_The task:_
Nothing in the records should change; write them all out again.

_Recorded data:_
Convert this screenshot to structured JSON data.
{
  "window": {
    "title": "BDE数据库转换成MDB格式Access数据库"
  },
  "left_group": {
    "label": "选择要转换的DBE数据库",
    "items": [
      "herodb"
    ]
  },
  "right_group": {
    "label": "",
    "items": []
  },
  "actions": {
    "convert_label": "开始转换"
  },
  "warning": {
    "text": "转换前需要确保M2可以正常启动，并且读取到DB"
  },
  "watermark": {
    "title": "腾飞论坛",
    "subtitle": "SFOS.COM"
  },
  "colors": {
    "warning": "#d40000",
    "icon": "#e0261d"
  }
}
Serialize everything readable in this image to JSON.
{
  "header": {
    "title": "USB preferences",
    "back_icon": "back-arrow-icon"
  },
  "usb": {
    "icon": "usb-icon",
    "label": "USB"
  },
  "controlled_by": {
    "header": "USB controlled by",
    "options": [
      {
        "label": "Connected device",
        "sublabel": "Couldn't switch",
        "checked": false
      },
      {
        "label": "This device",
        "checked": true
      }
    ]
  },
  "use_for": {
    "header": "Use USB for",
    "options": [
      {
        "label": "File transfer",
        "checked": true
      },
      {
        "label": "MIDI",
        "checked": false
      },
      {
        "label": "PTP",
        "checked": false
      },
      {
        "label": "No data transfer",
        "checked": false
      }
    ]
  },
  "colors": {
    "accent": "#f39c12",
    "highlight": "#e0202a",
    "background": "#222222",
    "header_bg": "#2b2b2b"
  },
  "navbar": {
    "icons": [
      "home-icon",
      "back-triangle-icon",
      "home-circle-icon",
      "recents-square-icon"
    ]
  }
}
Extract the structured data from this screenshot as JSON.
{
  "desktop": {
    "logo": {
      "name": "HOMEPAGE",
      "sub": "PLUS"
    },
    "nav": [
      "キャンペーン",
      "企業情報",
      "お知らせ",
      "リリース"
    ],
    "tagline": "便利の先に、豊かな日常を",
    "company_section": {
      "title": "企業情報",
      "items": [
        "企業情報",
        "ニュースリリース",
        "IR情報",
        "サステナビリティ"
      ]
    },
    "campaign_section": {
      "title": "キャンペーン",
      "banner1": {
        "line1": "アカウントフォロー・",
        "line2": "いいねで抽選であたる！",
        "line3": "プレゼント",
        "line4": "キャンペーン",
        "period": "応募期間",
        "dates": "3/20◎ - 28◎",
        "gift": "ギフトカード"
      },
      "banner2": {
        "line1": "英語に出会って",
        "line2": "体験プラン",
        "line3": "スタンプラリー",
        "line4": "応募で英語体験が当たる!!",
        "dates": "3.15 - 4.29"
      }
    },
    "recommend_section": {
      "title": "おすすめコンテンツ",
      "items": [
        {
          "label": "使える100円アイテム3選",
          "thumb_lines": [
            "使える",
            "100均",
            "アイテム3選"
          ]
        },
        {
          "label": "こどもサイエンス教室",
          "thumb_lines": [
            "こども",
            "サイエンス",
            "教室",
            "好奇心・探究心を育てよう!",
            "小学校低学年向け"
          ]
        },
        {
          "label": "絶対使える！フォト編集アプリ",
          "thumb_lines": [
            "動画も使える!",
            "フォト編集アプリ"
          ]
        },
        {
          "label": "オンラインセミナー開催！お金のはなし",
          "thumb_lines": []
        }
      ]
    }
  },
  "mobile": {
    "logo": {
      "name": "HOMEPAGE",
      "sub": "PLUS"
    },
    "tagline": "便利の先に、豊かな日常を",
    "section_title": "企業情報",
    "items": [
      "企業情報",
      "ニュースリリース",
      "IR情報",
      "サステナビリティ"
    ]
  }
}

_Problem solution:_
Convert this screenshot to structured JSON data.
{
  "window": {
    "title": "BDE数据库转换成MDB格式Access数据库"
  },
  "left_group": {
    "label": "选择要转换的DBE数据库",
    "items": [
      "herodb"
    ]
  },
  "right_group": {
    "label": "",
    "items": []
  },
  "actions": {
    "convert_label": "开始转换"
  },
  "warning": {
    "text": "转换前需要确保M2可以正常启动，并且读取到DB"
  },
  "watermark": {
    "title": "腾飞论坛",
    "subtitle": "SFOS.COM"
  },
  "colors": {
    "warning": "#d40000",
    "icon": "#e0261d"
  }
}
Serialize everything readable in this image to JSON.
{
  "header": {
    "title": "USB preferences",
    "back_icon": "back-arrow-icon"
  },
  "usb": {
    "icon": "usb-icon",
    "label": "USB"
  },
  "controlled_by": {
    "header": "USB controlled by",
    "options": [
      {
        "label": "Connected device",
        "sublabel": "Couldn't switch",
        "checked": false
      },
      {
        "label": "This device",
        "checked": true
      }
    ]
  },
  "use_for": {
    "header": "Use USB for",
    "options": [
      {
        "label": "File transfer",
        "checked": true
      },
      {
        "label": "MIDI",
        "checked": false
      },
      {
        "label": "PTP",
        "checked": false
      },
      {
        "label": "No data transfer",
        "checked": false
      }
    ]
  },
  "colors": {
    "accent": "#f39c12",
    "highlight": "#e0202a",
    "background": "#222222",
    "header_bg": "#2b2b2b"
  },
  "navbar": {
    "icons": [
      "home-icon",
      "back-triangle-icon",
      "home-circle-icon",
      "recents-square-icon"
    ]
  }
}
Extract the structured data from this screenshot as JSON.
{
  "desktop": {
    "logo": {
      "name": "HOMEPAGE",
      "sub": "PLUS"
    },
    "nav": [
      "キャンペーン",
      "企業情報",
      "お知らせ",
      "リリース"
    ],
    "tagline": "便利の先に、豊かな日常を",
    "company_section": {
      "title": "企業情報",
      "items": [
        "企業情報",
        "ニュースリリース",
        "IR情報",
        "サステナビリティ"
      ]
    },
    "campaign_section": {
      "title": "キャンペーン",
      "banner1": {
        "line1": "アカウントフォロー・",
        "line2": "いいねで抽選であたる！",
        "line3": "プレゼント",
        "line4": "キャンペーン",
        "period": "応募期間",
        "dates": "3/20◎ - 28◎",
        "gift": "ギフトカード"
      },
      "banner2": {
        "line1": "英語に出会って",
        "line2": "体験プラン",
        "line3": "スタンプラリー",
        "line4": "応募で英語体験が当たる!!",
        "dates": "3.15 - 4.29"
      }
    },
    "recommend_section": {
      "title": "おすすめコンテンツ",
      "items": [
        {
          "label": "使える100円アイテム3選",
          "thumb_lines": [
            "使える",
            "100均",
            "アイテム3選"
          ]
        },
        {
          "label": "こどもサイエンス教室",
          "thumb_lines": [
            "こども",
            "サイエンス",
            "教室",
            "好奇心・探究心を育てよう!",
            "小学校低学年向け"
          ]
        },
        {
          "label": "絶対使える！フォト編集アプリ",
          "thumb_lines": [
            "動画も使える!",
            "フォト編集アプリ"
          ]
        },
        {
          "label": "オンラインセミナー開催！お金のはなし",
          "thumb_lines": []
        }
      ]
    }
  },
  "mobile": {
    "logo": {
      "name": "HOMEPAGE",
      "sub": "PLUS"
    },
    "tagline": "便利の先に、豊かな日常を",
    "section_title": "企業情報",
    "items": [
      "企業情報",
      "ニュースリリース",
      "IR情報",
      "サステナビリティ"
    ]
  }
}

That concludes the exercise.